Ford also has a glass showcase at NAIAS filled with safety awards Ford has earned.
“When you look across the Ford lineup, you recognize that Ford is really an incredible leader in safety,” said Bryja. “More and more, people are putting safety on their list when they get serious about buying a vehicle.”
“Smart is where we’ve put most of our marbles this year because it was time,” said Bryja. “As we expand MyFord Touch, our infotainment services and some of the higher tech features like Active Park Assist to a broader lineup it’s important to start communicating to people that Ford has all these feature advantages versus the competition.”
A portion of the Ford stand tells the Smart technology story through five categories – such as SYNC and Entertainment – that visitors can explore by engaging with Ford specialists and experiencing the various technologies in actual Ford cars.
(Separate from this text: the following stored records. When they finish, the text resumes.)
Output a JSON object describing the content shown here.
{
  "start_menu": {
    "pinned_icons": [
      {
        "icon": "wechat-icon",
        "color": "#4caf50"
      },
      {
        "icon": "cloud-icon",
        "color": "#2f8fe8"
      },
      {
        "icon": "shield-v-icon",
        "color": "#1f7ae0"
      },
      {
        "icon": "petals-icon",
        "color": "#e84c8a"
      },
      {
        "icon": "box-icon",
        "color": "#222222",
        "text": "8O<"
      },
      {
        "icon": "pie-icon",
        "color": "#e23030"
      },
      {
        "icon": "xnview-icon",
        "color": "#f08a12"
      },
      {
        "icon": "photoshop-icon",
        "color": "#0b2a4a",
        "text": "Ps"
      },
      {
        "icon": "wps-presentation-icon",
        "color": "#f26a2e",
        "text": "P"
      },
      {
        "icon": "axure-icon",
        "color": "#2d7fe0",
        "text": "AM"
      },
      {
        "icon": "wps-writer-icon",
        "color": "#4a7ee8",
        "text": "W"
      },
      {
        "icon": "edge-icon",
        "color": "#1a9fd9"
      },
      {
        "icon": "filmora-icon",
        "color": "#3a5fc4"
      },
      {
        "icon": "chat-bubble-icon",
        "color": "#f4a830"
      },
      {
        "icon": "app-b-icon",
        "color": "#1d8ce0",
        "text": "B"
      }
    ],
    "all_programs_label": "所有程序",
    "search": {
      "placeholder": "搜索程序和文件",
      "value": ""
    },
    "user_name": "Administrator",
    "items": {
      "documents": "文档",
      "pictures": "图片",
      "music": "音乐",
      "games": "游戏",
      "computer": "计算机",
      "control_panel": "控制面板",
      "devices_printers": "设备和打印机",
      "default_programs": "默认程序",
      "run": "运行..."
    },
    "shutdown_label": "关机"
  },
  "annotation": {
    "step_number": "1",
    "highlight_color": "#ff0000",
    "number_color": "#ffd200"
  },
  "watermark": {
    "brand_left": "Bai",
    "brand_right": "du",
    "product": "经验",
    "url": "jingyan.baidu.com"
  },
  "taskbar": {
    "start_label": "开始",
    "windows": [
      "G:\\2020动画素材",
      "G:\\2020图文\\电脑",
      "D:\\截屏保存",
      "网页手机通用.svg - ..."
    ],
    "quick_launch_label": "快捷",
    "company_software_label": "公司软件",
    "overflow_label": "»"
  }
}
One of the highlights of the Ford stand is the Living Connected Experience, which gives NAIAS visitors a look at what may be in store for new vehicle technologies. Groups of 12 visitors are guided through five stations that explain how Ford technology is addressing future trends. Then they board a 20-foot-tall elevator that takes them into “the Cloud,” where they will see a 360-degree film showcasing the future of in-vehicle technology from Ford.
“The Living Connected Experience is designed to communicate that we’re very optimistic at Ford about the future,” said Bryja. “I think everybody knows that Ford is on the leading edge of the integration of technology in vehicles and we intend to stay there even if it means we have to take some risks or change a few things as we go. That’s the price of being the leader.”